**Exercise details**. Every record below is to be retyped exactly.

App and web page records:
____________
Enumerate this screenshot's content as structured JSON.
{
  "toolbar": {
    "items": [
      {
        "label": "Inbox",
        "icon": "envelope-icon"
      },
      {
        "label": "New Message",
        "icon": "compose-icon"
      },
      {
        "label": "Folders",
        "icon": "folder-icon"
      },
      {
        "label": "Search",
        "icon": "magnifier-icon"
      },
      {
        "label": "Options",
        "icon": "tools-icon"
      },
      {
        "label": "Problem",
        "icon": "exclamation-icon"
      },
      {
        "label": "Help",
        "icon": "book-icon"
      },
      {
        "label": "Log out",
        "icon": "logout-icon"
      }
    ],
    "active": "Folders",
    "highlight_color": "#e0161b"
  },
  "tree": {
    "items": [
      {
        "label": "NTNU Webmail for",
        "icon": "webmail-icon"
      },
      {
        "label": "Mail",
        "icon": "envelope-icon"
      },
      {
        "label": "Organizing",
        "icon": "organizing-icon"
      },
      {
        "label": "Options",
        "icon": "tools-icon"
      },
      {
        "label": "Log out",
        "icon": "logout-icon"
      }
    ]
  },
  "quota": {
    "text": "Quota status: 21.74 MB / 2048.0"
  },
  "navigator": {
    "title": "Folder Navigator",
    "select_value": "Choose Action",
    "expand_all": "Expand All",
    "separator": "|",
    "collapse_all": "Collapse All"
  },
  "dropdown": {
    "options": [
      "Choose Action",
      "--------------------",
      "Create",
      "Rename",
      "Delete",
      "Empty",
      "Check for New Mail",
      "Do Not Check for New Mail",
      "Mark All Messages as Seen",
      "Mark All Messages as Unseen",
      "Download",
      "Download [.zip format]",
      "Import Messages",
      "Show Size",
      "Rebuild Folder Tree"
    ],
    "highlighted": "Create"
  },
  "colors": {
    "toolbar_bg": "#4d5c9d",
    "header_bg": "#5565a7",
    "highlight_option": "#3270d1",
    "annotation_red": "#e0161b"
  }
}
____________
**Solution**.
Enumerate this screenshot's content as structured JSON.
{
  "toolbar": {
    "items": [
      {
        "label": "Inbox",
        "icon": "envelope-icon"
      },
      {
        "label": "New Message",
        "icon": "compose-icon"
      },
      {
        "label": "Folders",
        "icon": "folder-icon"
      },
      {
        "label": "Search",
        "icon": "magnifier-icon"
      },
      {
        "label": "Options",
        "icon": "tools-icon"
      },
      {
        "label": "Problem",
        "icon": "exclamation-icon"
      },
      {
        "label": "Help",
        "icon": "book-icon"
      },
      {
        "label": "Log out",
        "icon": "logout-icon"
      }
    ],
    "active": "Folders",
    "highlight_color": "#e0161b"
  },
  "tree": {
    "items": [
      {
        "label": "NTNU Webmail for",
        "icon": "webmail-icon"
      },
      {
        "label": "Mail",
        "icon": "envelope-icon"
      },
      {
        "label": "Organizing",
        "icon": "organizing-icon"
      },
      {
        "label": "Options",
        "icon": "tools-icon"
      },
      {
        "label": "Log out",
        "icon": "logout-icon"
      }
    ]
  },
  "quota": {
    "text": "Quota status: 21.74 MB / 2048.0"
  },
  "navigator": {
    "title": "Folder Navigator",
    "select_value": "Choose Action",
    "expand_all": "Expand All",
    "separator": "|",
    "collapse_all": "Collapse All"
  },
  "dropdown": {
    "options": [
      "Choose Action",
      "--------------------",
      "Create",
      "Rename",
      "Delete",
      "Empty",
      "Check for New Mail",
      "Do Not Check for New Mail",
      "Mark All Messages as Seen",
      "Mark All Messages as Unseen",
      "Download",
      "Download [.zip format]",
      "Import Messages",
      "Show Size",
      "Rebuild Folder Tree"
    ],
    "highlighted": "Create"
  },
  "colors": {
    "toolbar_bg": "#4d5c9d",
    "header_bg": "#5565a7",
    "highlight_option": "#3270d1",
    "annotation_red": "#e0161b"
  }
}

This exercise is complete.